MATERIAL FOR THIS EXERCISE START

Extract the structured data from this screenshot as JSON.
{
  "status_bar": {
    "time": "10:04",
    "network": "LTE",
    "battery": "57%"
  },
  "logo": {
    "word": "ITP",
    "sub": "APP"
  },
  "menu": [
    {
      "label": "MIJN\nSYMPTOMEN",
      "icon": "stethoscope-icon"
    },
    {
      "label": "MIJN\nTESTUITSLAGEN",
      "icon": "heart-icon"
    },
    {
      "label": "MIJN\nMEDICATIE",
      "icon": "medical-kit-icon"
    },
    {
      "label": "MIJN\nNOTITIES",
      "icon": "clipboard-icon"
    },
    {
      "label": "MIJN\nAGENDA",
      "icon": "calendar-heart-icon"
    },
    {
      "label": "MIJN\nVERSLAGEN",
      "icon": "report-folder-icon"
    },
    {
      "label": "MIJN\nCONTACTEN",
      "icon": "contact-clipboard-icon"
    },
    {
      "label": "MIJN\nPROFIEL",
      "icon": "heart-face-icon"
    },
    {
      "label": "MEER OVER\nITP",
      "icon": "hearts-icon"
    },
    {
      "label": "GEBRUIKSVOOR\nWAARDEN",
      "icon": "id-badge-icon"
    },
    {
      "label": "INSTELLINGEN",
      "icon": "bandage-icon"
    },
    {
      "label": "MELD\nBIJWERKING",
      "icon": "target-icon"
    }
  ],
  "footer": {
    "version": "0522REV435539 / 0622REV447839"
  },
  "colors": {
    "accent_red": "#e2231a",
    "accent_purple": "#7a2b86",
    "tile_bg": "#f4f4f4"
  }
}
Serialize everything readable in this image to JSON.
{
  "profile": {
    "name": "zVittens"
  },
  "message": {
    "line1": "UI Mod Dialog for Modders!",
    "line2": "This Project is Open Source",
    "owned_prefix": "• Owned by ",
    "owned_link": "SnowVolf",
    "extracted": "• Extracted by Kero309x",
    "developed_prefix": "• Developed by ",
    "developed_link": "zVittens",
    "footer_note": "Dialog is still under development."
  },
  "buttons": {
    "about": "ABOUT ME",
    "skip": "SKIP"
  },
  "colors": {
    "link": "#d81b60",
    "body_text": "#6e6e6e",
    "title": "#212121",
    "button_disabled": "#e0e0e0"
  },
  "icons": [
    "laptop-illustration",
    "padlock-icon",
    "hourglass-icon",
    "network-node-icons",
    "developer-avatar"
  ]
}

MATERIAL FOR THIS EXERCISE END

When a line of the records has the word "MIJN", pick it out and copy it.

      "label": "MIJN\nSYMPTOMEN",
      "label": "MIJN\nTESTUITSLAGEN",
      "label": "MIJN\nMEDICATIE",
      "label": "MIJN\nNOTITIES",
      "label": "MIJN\nAGENDA",
      "label": "MIJN\nVERSLAGEN",
      "label": "MIJN\nCONTACTEN",
      "label": "MIJN\nPROFIEL",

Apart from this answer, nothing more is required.